Hot Topic Tuesday — Lenders Concerned about the Definition of “Necessity” on New SBA PPP Forms

November 10, 2020

Caity Roach
Contributing Editor

Hot Topic Tuesday — Lenders Concerned about the Definition of “Necessity” on New SBA PPP Forms

On October 26, 2020, the SBA filed a Federal Register notice seeking approval from the U.S. Office of Management and Budget (OMB) for two new PPP borrower questionnaires intended to determine the necessity of loans over $2 million. The first, SBA Form 3509 PPP, is to be completed by for-profit borrowers and the second, SBA Form 3510, has been constructed for nonprofit borrowers. The draft status of these new questionnaires as well as the specific questions being asked give rise to a host of questions and concerns about how responses will be used. 

Initially, many lenders interpreted language within the CARES Act to mean that they did not need to check for credit elsewhere, perform a personal resources test, or take any other additional steps to prove that the borrower had been adversely impacted by COVID-19 when making PPP loans. However, FAQ guidance released in May suggested that the SBA would be considering “necessity” when issuing forgiveness decisions. Further guidance on how necessity would be determined appeared to come when the SBA forgiveness Form 3508S was released along with instructions noting that the lender could rely on borrower certifications for loans under $50,000. However, language within the new questionnaires suggests that larger-sized PPP loans may not receive full forgiveness if the borrower is unable to prove necessity on the basis of liquidity.

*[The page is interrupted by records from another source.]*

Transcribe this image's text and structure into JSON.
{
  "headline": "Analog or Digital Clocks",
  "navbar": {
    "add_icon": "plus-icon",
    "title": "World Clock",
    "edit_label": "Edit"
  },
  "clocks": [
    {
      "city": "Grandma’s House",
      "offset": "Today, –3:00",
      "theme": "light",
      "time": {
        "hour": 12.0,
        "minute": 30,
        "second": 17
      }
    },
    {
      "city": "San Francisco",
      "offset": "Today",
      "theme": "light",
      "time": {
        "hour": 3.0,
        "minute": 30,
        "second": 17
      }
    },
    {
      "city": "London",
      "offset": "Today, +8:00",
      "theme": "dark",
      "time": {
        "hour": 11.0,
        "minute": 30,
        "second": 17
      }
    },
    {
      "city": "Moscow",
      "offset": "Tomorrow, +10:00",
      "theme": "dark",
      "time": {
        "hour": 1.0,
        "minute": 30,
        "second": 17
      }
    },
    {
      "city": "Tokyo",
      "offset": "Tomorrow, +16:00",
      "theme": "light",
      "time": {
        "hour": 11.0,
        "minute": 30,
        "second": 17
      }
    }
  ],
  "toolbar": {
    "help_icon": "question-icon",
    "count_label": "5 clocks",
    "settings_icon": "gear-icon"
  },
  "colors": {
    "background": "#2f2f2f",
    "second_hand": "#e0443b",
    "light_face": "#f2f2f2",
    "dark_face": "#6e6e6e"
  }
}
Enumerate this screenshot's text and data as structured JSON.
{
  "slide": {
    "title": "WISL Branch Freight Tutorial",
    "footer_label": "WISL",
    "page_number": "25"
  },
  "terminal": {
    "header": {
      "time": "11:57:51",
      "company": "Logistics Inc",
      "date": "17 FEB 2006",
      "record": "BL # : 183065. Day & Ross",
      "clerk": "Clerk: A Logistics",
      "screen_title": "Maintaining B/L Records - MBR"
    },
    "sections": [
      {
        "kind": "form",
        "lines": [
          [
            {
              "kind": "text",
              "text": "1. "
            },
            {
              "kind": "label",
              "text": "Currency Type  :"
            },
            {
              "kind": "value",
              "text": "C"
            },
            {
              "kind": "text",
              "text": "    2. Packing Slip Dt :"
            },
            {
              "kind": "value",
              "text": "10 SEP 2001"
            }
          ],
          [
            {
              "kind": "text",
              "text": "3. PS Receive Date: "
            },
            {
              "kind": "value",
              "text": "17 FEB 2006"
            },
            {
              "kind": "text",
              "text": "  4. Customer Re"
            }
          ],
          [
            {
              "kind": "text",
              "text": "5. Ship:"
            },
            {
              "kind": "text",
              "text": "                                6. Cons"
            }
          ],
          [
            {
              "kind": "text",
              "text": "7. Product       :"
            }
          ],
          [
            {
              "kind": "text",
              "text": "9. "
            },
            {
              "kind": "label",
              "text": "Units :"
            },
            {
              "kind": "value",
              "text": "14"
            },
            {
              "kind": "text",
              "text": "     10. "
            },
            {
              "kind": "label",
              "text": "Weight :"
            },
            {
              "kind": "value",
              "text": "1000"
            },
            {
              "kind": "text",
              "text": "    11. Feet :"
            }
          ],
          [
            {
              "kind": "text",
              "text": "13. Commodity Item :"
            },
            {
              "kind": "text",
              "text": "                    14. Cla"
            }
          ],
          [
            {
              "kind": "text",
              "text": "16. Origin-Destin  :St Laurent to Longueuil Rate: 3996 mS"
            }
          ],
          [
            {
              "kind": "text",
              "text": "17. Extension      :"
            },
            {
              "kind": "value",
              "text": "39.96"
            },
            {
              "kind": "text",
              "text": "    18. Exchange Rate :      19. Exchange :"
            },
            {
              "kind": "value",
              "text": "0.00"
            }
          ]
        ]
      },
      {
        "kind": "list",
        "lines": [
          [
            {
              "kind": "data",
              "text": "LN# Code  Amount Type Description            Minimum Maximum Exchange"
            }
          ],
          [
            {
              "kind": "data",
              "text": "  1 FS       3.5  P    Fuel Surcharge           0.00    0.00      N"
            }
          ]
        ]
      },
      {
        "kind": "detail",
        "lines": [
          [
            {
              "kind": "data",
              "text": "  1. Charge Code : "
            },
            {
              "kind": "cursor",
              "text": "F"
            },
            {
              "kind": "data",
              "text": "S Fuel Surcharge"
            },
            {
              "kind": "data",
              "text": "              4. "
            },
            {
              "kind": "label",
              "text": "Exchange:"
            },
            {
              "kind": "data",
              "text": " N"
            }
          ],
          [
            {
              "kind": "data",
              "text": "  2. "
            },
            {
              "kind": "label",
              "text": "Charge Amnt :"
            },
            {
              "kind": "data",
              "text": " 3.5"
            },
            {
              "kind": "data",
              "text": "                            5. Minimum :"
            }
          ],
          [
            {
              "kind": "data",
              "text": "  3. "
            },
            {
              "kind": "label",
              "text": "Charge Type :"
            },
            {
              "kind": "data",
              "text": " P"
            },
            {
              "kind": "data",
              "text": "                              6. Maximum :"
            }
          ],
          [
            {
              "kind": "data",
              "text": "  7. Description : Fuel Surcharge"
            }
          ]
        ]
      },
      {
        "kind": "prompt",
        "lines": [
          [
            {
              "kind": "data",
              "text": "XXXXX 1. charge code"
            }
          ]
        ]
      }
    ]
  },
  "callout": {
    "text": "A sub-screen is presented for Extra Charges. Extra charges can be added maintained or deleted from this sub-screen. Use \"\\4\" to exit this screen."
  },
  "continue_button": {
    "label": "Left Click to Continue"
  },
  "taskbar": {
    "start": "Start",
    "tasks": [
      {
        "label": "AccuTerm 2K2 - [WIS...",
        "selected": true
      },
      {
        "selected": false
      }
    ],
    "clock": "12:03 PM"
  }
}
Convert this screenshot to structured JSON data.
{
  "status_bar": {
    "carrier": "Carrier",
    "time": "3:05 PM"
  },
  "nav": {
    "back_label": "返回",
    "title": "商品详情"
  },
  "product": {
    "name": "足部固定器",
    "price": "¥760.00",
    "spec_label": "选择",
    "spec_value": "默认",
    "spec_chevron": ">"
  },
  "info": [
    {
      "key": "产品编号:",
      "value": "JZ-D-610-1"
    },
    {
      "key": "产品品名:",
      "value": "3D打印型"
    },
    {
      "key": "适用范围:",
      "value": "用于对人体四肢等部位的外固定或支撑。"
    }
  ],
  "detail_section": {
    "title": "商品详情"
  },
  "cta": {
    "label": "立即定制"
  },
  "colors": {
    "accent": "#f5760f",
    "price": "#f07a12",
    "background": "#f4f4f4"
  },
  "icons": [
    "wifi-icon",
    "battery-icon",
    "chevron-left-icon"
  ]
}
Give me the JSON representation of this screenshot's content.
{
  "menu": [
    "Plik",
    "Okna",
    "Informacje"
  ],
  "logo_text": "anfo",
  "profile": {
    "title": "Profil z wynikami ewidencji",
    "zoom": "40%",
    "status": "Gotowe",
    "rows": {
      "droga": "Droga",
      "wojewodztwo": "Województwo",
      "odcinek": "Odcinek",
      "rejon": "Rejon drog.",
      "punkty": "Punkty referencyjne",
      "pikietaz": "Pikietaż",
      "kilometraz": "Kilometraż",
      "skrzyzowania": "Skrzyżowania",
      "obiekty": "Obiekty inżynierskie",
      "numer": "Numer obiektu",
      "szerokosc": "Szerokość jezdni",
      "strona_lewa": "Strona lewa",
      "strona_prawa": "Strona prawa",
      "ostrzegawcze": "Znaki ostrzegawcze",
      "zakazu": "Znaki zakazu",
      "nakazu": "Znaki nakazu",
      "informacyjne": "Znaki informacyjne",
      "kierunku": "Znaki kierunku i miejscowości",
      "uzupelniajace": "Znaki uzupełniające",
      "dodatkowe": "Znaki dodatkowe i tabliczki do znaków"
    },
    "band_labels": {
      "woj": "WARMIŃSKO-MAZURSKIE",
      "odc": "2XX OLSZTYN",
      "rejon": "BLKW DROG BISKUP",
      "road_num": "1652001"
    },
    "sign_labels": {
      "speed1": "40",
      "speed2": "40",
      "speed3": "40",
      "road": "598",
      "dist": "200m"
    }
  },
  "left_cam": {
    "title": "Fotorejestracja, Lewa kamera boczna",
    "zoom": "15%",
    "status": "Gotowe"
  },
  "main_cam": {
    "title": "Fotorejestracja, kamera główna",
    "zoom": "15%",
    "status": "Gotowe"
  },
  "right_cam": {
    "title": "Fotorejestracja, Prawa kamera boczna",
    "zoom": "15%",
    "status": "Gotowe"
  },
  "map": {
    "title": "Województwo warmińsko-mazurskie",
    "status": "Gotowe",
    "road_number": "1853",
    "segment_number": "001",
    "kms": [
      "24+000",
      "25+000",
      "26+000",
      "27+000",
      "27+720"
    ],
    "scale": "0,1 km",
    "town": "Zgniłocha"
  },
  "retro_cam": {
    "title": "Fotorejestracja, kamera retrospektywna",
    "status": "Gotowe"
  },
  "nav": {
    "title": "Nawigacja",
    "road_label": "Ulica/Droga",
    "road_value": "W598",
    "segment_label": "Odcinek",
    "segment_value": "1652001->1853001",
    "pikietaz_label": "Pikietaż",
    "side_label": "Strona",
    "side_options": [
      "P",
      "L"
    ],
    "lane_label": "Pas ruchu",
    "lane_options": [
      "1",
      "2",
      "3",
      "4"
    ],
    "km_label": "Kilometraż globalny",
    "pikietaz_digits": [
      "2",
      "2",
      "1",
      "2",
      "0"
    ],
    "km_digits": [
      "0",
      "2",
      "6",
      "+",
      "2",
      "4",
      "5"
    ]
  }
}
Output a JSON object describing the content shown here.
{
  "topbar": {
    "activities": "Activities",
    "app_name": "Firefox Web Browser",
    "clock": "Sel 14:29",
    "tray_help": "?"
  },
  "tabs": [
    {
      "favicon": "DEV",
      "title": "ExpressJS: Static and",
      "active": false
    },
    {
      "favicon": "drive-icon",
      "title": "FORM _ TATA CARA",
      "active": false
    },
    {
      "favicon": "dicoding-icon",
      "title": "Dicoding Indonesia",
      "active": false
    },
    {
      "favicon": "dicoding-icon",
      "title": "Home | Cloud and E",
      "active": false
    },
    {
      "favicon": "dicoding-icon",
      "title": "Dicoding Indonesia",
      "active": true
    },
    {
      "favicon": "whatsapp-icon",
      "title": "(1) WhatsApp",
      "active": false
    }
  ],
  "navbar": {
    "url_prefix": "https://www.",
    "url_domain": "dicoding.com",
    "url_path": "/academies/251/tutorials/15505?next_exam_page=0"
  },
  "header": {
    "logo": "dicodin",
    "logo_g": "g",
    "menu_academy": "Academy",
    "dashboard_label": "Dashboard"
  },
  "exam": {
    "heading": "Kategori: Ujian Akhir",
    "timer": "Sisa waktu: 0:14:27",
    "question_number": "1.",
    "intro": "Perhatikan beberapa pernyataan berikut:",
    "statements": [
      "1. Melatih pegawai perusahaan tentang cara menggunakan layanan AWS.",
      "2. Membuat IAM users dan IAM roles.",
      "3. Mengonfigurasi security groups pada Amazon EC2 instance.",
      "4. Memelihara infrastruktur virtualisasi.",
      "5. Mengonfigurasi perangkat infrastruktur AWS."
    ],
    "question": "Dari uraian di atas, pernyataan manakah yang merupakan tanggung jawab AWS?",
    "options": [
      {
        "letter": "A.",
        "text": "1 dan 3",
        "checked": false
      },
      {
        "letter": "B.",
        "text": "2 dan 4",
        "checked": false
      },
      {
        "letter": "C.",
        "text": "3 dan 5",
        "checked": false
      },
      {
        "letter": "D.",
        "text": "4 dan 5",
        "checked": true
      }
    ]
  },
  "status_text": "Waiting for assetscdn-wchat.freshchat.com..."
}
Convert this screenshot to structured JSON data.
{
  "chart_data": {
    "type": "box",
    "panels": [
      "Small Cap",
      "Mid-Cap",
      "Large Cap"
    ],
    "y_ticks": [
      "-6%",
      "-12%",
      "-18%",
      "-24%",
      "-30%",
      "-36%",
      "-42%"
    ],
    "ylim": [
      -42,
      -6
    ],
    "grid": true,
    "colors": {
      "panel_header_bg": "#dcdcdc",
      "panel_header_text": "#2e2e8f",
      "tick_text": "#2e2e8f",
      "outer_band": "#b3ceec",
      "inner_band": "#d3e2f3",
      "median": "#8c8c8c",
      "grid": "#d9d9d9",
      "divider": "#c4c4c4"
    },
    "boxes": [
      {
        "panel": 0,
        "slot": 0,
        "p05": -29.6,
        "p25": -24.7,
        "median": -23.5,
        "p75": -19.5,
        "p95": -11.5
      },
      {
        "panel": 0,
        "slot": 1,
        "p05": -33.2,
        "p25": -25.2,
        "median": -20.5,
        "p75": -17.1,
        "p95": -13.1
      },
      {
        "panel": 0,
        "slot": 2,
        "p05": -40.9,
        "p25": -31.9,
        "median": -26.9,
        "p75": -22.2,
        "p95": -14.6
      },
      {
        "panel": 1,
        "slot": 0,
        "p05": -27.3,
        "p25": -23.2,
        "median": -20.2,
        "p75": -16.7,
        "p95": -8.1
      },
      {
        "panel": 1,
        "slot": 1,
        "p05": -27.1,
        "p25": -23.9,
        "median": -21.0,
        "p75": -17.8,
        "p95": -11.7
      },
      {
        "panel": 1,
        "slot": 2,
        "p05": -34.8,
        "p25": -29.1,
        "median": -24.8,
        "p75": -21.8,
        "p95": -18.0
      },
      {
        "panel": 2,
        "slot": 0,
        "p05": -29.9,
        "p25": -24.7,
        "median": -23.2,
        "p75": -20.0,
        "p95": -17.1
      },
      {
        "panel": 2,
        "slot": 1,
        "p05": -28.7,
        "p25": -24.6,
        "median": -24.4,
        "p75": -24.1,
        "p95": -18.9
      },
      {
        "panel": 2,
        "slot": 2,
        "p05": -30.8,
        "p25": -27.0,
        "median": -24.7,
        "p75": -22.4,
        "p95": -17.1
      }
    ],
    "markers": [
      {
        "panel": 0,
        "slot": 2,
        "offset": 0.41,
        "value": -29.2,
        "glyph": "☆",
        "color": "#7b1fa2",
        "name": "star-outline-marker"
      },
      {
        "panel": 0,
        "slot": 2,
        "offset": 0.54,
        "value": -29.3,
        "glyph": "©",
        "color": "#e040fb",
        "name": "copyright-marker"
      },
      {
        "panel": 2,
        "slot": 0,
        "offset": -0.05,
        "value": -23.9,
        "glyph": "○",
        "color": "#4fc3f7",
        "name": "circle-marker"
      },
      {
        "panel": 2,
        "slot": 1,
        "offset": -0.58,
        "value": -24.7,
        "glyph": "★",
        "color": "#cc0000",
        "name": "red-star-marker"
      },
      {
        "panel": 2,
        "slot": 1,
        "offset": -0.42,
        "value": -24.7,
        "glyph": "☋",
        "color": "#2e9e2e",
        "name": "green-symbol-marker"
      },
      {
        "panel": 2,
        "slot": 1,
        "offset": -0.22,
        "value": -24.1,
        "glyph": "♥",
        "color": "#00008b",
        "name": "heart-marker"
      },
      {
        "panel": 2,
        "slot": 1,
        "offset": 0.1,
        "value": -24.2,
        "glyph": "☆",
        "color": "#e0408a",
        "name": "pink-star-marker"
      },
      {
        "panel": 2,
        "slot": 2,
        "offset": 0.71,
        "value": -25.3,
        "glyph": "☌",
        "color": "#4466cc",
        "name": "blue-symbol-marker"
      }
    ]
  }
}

Given the language used in the new forms, lenders are beginning to voice their concerns over how the SBA will define “necessity”. Some have suggested that their borrowers may be put in the awkward position of being scrutinized more closely for having fared better during the pandemic than was anticipated. Others have noted that their borrowers may have improperly certified as to their necessity and may now be facing a large unforgivable loan at the end of their deferment period. 

The Federal Register Notice regarding these new forms notes that comments on the necessity questionnaires will remain open until November 25, 2020. Both borrowers and lenders are encouraged to comment via mail (please note that no electronic comments are being accepted).

Federal Register Notice
Perkins Coie